    [2] See Licea v. Vitacost.com, Inc., —F.Supp.3d—, 2023 WL 5086893 (S.D. Cal. 2023).

    [3] See e.g., Hazel, 2023 WL 3933073.

    [4] See also Graham v. Noom, Inc., 533 F. Supp. 3d 823, 832-33 (N.D. Cal. 2021) (“[A]s a service provider, [third-party vendor] is an extension of [Defendant]. It provides a tool – like a tape recorder … that allows [Defendant] to record and analyze its own data in aid of [Defendant’s] business. It is not a third-party eavesdropper. As a result, [Defendant] is not liable for aiding and abetting [vendor’s] wrongdoing because there is no wrongdoing.”); Cody v. Boscov’s, Inc., ––– F.Supp.3d at ––––, 2023 WL 2338302, at *2 (C.D. Cal. 2023) (“Plaintiff must provide facts suggesting that [the vendors] are recording Defendant’s customers’ information for some use or potential future use beyond simply supplying this information back to Defendant.”).

    [5] Katz-Lacabe v. Oracle Am., Inc., No. 22-CV-04792-RS, 2023 WL 2838118 (N.D. Cal. Apr. 6, 2023) (Data broker was not a party to internet users’ communications, for purposes of exemption from liability for wiretapping claims under the federal Wiretap Act and the California Invasion of Privacy Act, where broker allegedly tracked users’ browsing activities on websites other than its own to intercept their personal information and sell it to third parties.)


  • Coblentz Named to Benchmark Litigation’s 2024 list of “Recommended Firms”

    Coblentz Patch Duffy & Bass was named to Benchmark Litigation’s 2024 list of “Recommended Firms” in California, ranking in Tier 1 for Dispute Resolution – San Francisco.

    In addition to the firm’s Tier 1 ranking, the following partners are recognized as Litigation Stars by Benchmark: Richard Patch is listed for Competition/Antitrust, Class Action, and General Commercial Litigation; Jonathan Bass is listed for Competition/Antitrust, Appellate, and General Commercial Litigation; Tim Crudo and Rees Morgan are listed for the White Collar Crime category; Cliff Yin is listed for the Labor and Employment, Real Estate, and General Commercial Litigation categories; and Katharine Van Dusen is recognized on the 40 & Under List for Commercial Litigation.

    Benchmark Litigation is the definitive guide to the world’s leading litigation firms and lawyers.

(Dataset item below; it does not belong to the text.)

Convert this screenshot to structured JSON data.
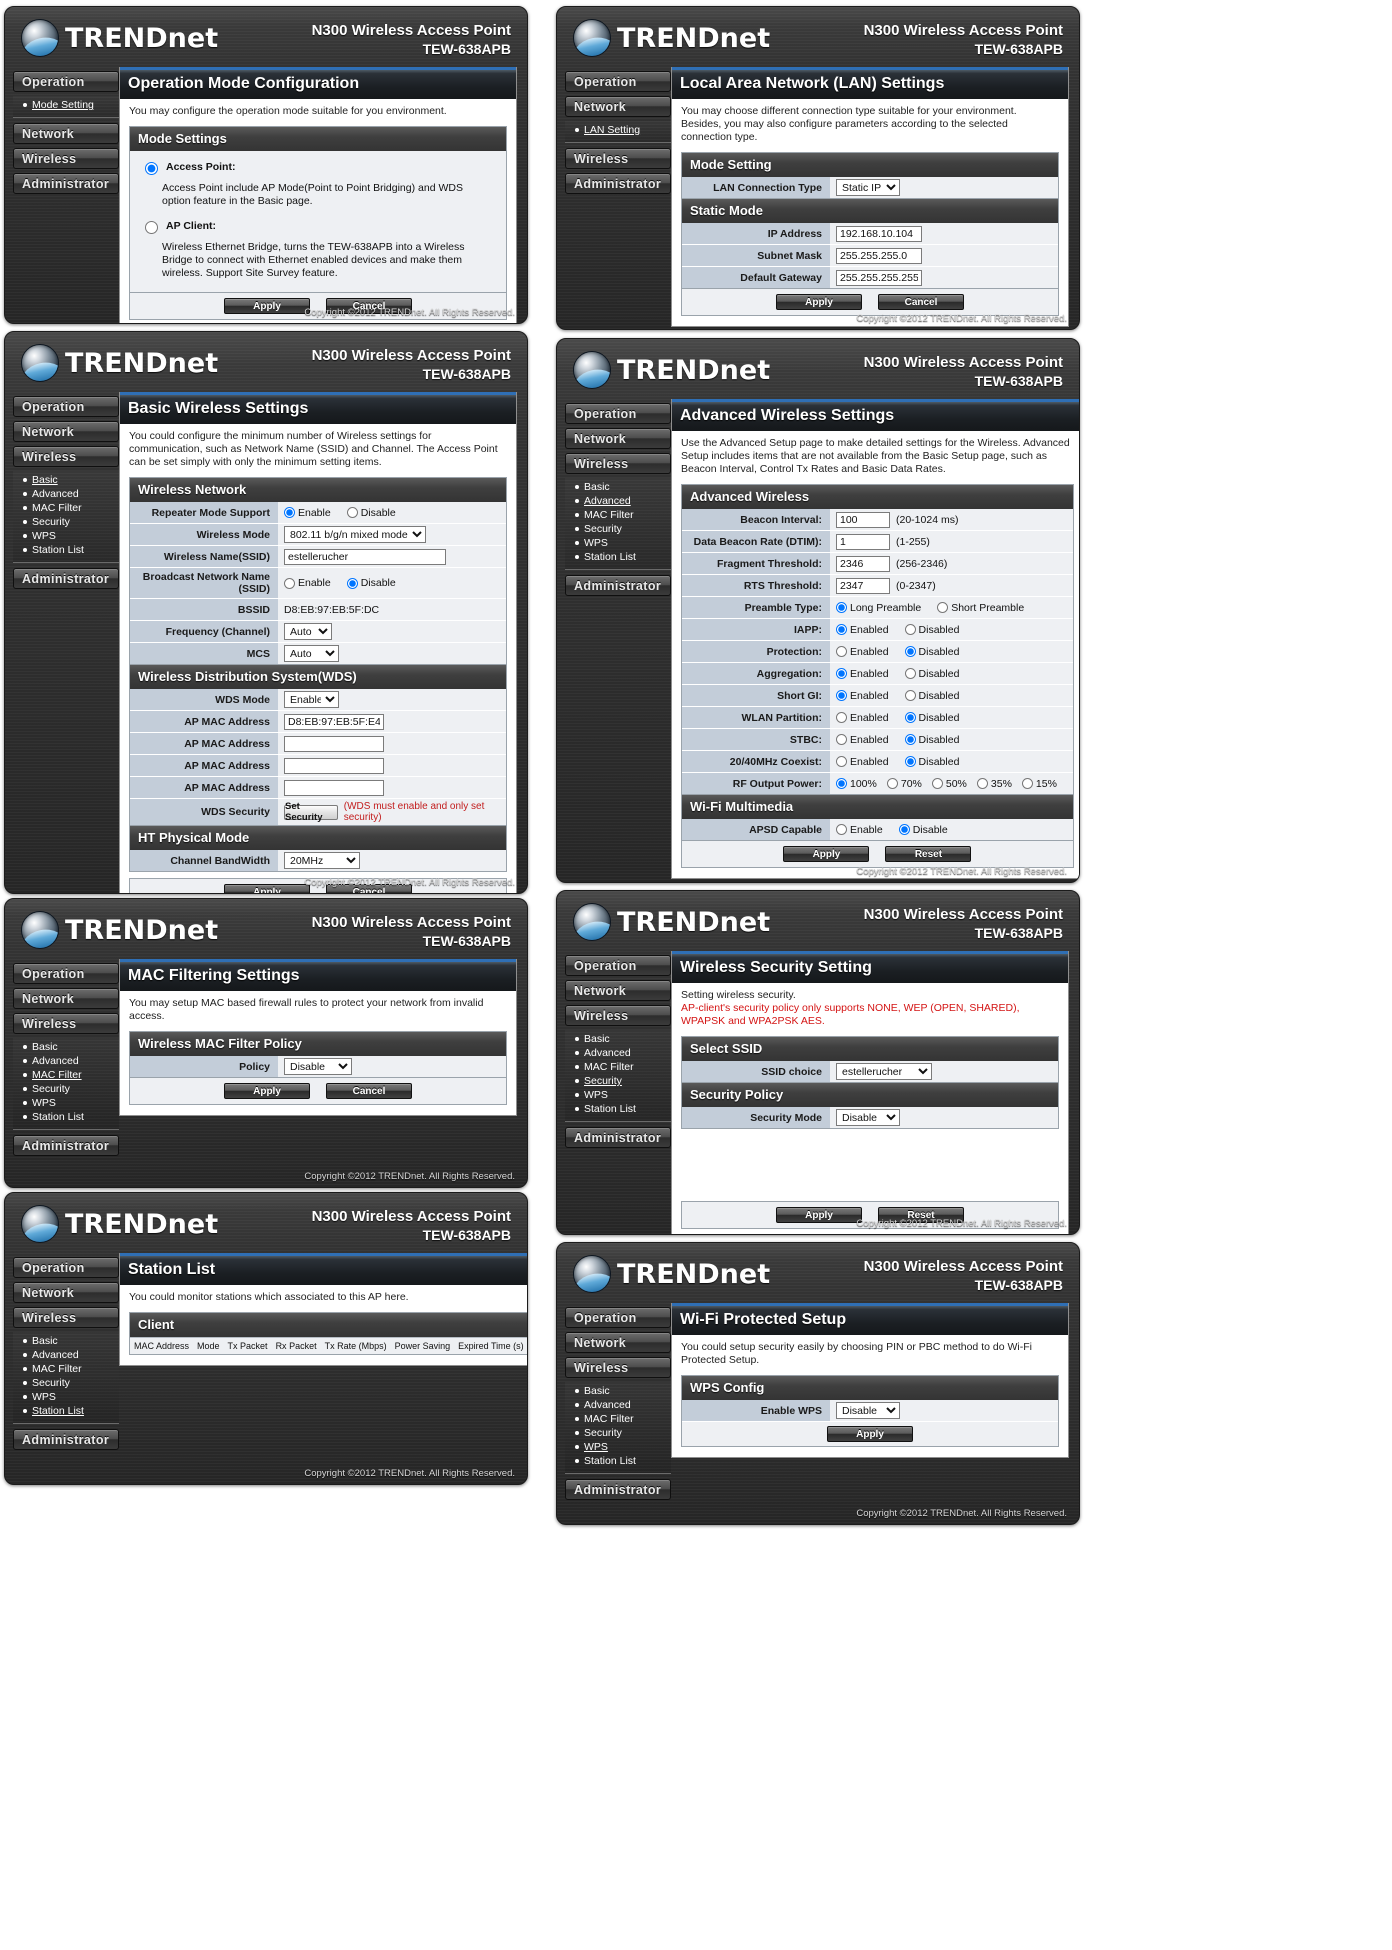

Its law firm and lawyer rankings are based on extensive interviews with litigators, dispute resolution specialists, and clients and also take into account the market’s most important cases and firm developments.

    Categories: News